Specific Aim 1 will examine the effect of inhibiting DA synthesis or metabolism pharmacologically to prevent AS aggregation due to acute tissue DA increase after TBI. Western blotting and immunohistochemistry will be performed to confirm aggregation of AS.
Specific Aim 2 will examine the effect of AS aggregates on DA regulation by comparing the differences between wild type and AS knockout mice in the levels and activities of enzymes regulating DA as well as level and release of DA itself. Enzyme levels will be measured by Western blots and enzyme activities will be assessed by measuring the products by high performance liquid chromatography.
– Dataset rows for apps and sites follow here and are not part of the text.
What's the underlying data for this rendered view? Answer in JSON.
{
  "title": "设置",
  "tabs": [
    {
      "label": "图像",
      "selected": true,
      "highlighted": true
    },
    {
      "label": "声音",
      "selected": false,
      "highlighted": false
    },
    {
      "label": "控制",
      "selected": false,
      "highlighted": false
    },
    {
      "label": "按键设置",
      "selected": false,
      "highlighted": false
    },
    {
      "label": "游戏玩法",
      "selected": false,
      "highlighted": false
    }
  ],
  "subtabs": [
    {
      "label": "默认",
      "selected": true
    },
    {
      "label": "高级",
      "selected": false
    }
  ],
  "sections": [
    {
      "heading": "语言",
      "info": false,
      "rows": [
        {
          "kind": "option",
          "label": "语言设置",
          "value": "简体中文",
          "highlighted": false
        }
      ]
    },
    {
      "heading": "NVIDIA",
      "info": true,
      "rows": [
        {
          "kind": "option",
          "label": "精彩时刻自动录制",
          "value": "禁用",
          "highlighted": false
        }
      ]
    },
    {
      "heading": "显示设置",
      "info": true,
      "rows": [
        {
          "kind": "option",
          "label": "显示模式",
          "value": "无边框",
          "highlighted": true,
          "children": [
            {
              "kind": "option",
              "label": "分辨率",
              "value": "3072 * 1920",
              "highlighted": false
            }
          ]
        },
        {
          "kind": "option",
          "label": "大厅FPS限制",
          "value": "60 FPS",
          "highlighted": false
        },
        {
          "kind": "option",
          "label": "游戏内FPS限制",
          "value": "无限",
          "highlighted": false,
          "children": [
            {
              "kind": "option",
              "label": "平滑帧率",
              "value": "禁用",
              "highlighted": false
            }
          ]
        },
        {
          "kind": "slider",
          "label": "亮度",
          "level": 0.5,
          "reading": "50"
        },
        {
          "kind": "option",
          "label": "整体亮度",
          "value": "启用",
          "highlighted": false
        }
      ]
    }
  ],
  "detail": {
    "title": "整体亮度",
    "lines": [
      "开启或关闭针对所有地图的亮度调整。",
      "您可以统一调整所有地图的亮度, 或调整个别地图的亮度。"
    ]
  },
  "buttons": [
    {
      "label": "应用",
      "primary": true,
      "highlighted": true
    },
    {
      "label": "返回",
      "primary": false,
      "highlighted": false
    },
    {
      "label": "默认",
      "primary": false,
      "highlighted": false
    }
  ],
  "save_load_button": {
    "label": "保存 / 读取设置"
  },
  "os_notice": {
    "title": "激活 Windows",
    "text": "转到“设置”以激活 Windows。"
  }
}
High performance liquid chromatography and microdialysis in vivo will be used to confirm the levels and release of DA. This project investigates how the loss of regulation of neurotransmitter dopamine occurring after TBI may be due to the affects of pathological changes in a-synuclein protein. Understanding this mechanism will help us develop therapeutic strategies to treat functional deficits after TBI and possible future development of neurodegenerative diseases. NOTE: The critiques of individual reviewers are provided below in an essentially unedited form. These critiques were prepared prior to the review meeting and may not have been updated or revised subsequent to the discussion at the meeting. Therefore, they may not fully reflect the final opinions of the individual reviewers at the close of group discussion or the final majority opinion of the group. The Resume and Summary of Discussion above summarizes the final outcome of the group discussion.
|Shin, Samuel S; Bales, James W; Yan, Hong Q et al. (2013) The effect of environmental enrichment on substantia nigra gene expression after traumatic brain injury in rats. J Neurotrauma 30:259-70|
|Shin, Samuel S; Bray, Eric R; Dixon, C Edward (2012) Effects of nicotine administration on striatal dopamine signaling after traumatic brain injury in rats. J Neurotrauma 29:843-50|
|Shin, Samuel S; Bray, Eric R; Zhang, Cathy Q et al. (2011) Traumatic brain injury reduces striatal tyrosine hydroxylase activity and potassium-evoked dopamine release in rats. Brain Res 1369:208-15|
|Shin, Samuel S; Dixon, C Edward (2011) Oral fish oil restores striatal dopamine release after traumatic brain injury. Neurosci Lett 496:168-71|